There is a patent-pending, dated May 6, 2017. It is legal terminology and technical patent gobbledegook. It shows an eight-part flow chart but doesn’t reveal its purpose in plain language. Microsoft holds this patent and it may forever change the landscape of sports commerce. The patent in question will spring to life when the legal ban on U.S.-based sports betting is lifted. Observers say the question isn’t “if.” It is “when.” Gildshire Magazines tears down the walls of misinformation in search of truth and clarity about U.S.-based sports betting.
“Don’t we have enough vice in this country?” “Why invite a criminal element into the games we love?” “Is this some kind of conspiracy?” “Will gambling lead to point-shaving and game-fixing?” Those are the questions some will ask, and they are valid concerns. Gambling and shady characters wearing Italian loafers have always gone hand in hand. The history of Las Vegas is rife with bloodshed and turf wars. Is there any reason to believe professional sports leagues can avoid the same fate? In other words, is this the end of pure sport as we know it?
First of all, let’s open our eyes to certain realities. You can place a bet on hundreds of sports, right from your living room. It’s quick and easy. You barely need to be computer-literate to make it happen. There are hundreds of online bookmakers taking action as we speak. Here’s how it works.
Do a Google search of online sports bets. In less than 1/1000 of a second page after page of options appear. They have names like BetOnline, Oddsmaker, and Sportsbook. Click on any of them and find a glossy, brightly-colored web page. Usually, but not always, attractive women will be a part of the page. There will be a “Join Here,” or “Join Now” button in plain sight. Click, enter your banking or credit card information and you’re all set to bet on any of hundreds of games played all over the world. Sports to which you have never given a moment of thought, such as New Zealand cricket, German Bundesliga soccer, and Polish handball are now open for your wagering business.
It is, technically, illegal. Just like Prohibition in 1933, it is also common practice.
Oh, you may have noticed that none of the sports wagering sites had familiar website suffixes. They ended with suffixes like .eu, .ag, or .au. That’s because these are foreign websites based in Europe (.eu), Antigua (.ag), or Australia (.au) The United States gets none of the action or, more importantly, the tax revenue., and U.S. lawmakers are taking notice of that fact. Millions of dollars of potential tax revenue are being shuttled over the internet to nations around the world, while the United States wallows under an ever-increasing debt ceiling. That’s all about to change when Microsoft Patent No. 0125691 takes flight. U.S.-based sports betting will be open for business.

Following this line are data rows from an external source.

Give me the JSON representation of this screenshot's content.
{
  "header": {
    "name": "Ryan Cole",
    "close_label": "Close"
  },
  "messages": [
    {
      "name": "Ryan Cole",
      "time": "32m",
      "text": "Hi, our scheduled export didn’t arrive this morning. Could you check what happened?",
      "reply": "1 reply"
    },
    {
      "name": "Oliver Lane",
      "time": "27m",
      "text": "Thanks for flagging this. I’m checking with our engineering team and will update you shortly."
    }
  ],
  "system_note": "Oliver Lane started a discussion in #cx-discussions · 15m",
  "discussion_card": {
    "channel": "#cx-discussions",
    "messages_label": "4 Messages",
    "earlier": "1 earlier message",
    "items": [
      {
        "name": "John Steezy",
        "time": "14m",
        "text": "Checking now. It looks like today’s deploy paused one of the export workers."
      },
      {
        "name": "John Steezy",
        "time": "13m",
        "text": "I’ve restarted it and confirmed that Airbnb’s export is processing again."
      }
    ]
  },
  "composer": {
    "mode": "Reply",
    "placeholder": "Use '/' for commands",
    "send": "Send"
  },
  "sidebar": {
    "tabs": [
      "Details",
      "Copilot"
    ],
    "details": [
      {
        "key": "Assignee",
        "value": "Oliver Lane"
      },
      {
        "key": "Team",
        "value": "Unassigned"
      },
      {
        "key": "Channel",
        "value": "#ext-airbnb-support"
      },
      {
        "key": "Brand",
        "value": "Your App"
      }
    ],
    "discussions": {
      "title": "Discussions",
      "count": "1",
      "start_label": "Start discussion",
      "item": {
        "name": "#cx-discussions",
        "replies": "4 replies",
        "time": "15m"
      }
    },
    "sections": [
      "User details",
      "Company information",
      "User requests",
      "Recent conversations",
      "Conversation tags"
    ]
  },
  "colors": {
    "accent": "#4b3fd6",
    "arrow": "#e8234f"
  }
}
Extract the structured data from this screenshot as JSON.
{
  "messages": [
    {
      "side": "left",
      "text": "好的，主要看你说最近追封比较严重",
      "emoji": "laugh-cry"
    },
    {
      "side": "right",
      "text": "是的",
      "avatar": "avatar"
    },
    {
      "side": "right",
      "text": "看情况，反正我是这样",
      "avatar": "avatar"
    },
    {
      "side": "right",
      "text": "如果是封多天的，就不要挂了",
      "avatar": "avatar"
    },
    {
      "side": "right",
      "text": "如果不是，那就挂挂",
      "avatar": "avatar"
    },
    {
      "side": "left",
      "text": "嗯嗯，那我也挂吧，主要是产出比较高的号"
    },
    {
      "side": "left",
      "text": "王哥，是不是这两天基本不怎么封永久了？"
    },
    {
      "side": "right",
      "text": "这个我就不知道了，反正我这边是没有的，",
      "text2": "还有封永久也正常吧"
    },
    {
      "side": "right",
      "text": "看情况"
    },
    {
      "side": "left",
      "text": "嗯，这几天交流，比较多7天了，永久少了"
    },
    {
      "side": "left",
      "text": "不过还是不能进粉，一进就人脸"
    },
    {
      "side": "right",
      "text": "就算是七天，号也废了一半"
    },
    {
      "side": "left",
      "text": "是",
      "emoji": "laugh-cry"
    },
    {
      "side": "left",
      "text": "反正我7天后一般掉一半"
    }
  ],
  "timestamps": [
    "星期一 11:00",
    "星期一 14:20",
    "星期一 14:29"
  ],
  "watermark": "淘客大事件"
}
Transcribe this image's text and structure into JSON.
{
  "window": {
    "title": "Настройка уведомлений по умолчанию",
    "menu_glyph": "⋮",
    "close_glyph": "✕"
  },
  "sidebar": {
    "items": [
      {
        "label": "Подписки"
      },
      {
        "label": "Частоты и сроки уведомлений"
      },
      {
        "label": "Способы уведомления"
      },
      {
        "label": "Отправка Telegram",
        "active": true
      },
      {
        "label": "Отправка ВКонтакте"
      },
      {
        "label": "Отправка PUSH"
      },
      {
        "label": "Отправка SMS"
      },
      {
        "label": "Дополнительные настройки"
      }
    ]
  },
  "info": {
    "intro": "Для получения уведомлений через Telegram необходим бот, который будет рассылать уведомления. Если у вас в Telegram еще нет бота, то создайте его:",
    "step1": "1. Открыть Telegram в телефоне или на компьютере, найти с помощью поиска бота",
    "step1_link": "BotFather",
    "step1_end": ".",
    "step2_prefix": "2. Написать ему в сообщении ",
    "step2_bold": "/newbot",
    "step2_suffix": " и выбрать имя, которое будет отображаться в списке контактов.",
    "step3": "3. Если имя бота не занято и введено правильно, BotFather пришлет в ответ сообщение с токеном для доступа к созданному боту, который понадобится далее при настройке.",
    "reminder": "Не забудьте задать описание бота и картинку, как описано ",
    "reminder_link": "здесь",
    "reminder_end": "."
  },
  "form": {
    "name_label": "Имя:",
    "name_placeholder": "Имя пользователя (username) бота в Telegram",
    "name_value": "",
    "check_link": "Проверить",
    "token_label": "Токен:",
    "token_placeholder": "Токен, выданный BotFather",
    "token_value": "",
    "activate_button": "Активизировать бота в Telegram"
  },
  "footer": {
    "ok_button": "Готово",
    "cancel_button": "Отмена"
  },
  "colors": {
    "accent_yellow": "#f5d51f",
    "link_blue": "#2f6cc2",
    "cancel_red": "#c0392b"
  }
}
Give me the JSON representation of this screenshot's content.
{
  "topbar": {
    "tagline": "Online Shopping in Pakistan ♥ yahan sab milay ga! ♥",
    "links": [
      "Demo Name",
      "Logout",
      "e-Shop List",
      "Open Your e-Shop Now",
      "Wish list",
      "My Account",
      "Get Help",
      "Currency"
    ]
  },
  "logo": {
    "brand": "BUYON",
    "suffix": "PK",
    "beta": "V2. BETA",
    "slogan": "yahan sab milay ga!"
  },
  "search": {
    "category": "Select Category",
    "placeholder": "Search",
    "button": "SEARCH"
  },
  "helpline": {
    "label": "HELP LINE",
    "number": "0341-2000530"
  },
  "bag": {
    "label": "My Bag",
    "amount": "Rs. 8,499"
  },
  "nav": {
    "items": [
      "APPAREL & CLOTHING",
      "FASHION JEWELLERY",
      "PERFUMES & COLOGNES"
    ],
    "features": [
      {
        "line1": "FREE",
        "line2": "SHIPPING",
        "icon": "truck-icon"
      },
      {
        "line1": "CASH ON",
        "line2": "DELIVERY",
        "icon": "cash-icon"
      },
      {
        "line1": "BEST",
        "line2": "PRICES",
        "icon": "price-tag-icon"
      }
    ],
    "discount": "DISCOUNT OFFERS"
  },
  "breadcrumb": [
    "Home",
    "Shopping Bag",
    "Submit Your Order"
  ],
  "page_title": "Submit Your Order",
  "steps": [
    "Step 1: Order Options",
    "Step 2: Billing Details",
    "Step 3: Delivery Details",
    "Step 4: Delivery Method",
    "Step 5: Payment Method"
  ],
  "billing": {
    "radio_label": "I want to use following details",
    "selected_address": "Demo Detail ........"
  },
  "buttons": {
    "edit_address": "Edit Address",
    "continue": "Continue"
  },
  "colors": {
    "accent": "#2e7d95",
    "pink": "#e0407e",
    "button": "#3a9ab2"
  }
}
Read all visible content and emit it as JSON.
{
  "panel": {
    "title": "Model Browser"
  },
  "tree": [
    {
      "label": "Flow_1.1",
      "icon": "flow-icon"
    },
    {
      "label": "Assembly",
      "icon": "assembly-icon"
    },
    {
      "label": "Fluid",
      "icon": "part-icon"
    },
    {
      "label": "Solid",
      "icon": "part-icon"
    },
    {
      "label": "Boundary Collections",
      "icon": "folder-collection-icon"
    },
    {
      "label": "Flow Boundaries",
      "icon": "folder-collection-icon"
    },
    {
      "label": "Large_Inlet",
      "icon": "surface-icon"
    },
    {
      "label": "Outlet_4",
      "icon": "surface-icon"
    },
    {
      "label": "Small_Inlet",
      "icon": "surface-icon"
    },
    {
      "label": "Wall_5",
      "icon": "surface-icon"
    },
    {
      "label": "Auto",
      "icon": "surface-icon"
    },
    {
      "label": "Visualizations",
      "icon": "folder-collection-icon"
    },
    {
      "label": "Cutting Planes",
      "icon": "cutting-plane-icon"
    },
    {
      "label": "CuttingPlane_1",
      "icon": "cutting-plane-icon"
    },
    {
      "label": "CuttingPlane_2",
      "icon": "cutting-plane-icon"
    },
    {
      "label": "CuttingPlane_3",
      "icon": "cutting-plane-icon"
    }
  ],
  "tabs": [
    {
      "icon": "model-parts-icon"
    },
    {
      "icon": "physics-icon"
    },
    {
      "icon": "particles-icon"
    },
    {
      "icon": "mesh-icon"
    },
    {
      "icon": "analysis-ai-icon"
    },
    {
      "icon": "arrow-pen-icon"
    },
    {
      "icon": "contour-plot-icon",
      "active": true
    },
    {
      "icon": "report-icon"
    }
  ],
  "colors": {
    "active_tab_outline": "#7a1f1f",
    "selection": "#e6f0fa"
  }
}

The U.S. has dabbled in sports gambling, but always under the guise of a state lottery. In the 80s and 90s Oregon hosted a betting game called Sports Action. It was a parlay card game in which bettors had to select the winners of at least three NFL games against the point spread. Sports Action made a profit for the State of Oregon, but that profit dwindled with the proliferation of offshore-based online betting sites. After all, why be forced to hit three winners when you can make a single-game wager and have way better odds of winning? Besides, the feds wrung their collective hands over Sports Action, threatening Oregon with dire consequences, including the withholding of important basketball tournament games.
However, the mood in Washington D.C. is different now. Daily “fantasy” games, such as Fan Duel and Draft Kings have blurred the line between legal and illegal. No great hue and cry has developed.
The major sports have taken notice. The NFL, NBA, and NHL have deals with Sportradar. That’s a major player in the global sports betting industry. Major League Baseball has partnered with Genius Sports, a multi-faceted gambling data firm located in London. Even the NCAA has a commercial affiliation with Sportradar, with the Pac-12 conference using the services of CG Analytics, a subsidiary of a prominent Nevada sportsbook. These partnerships represent a profound shift in the leagues’ position on U.S.-based sports betting.
When will all of this come to fruition? When can you expect to lay down something on Wimbledon and do it from an online book located in the United States? Some experts predict three years as the ultimate tipping point, but that is a little optimistic. Let’s call it 2026. For those who have long-awaited the change, it can’t come soon enough. Wanna bet?